_Task instructions_: Would you please return every line from the listing that contains the word "data"?

_Extracted entries_:
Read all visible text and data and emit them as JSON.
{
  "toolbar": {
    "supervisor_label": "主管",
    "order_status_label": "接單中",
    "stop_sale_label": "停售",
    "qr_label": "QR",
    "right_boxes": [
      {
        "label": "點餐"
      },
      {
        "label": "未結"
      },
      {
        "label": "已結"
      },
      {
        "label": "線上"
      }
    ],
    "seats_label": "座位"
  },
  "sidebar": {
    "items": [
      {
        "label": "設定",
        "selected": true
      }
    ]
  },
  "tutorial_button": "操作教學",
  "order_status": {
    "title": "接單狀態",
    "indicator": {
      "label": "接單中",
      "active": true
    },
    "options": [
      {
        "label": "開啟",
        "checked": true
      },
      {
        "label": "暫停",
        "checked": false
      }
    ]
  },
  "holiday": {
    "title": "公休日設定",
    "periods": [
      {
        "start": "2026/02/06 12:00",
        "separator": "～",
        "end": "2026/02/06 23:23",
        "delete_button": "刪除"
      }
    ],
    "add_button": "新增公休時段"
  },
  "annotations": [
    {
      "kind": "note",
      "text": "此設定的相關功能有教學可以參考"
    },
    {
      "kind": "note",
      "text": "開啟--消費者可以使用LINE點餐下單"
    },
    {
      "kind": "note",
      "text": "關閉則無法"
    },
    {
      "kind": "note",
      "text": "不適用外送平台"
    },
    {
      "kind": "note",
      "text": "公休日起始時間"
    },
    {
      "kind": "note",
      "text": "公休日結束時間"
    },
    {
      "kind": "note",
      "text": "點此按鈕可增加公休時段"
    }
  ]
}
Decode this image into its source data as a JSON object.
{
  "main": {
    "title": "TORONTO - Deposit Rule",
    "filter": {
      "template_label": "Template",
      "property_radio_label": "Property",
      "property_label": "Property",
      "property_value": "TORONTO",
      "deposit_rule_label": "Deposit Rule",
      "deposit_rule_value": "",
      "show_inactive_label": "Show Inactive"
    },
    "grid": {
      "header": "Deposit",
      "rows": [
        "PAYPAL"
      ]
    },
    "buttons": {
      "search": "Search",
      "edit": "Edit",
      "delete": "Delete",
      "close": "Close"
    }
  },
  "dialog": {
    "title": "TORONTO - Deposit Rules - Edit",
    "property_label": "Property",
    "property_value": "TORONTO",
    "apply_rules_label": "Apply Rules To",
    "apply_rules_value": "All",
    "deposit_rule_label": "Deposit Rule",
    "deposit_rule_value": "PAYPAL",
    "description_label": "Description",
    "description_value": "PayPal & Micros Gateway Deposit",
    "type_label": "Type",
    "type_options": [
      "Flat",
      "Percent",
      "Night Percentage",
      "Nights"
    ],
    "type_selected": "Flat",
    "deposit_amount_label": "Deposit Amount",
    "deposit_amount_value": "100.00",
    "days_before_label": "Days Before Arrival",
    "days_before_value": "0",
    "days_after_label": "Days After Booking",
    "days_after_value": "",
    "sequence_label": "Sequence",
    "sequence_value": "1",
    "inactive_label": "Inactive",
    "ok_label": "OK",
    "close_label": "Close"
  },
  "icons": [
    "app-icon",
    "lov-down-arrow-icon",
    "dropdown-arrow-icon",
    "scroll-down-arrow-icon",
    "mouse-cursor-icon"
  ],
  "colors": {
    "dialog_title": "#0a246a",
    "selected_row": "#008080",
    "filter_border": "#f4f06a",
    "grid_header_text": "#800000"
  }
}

_Exercise solution_:
Read all visible text and data and emit them as JSON.
Decode this image into its source data as a JSON object.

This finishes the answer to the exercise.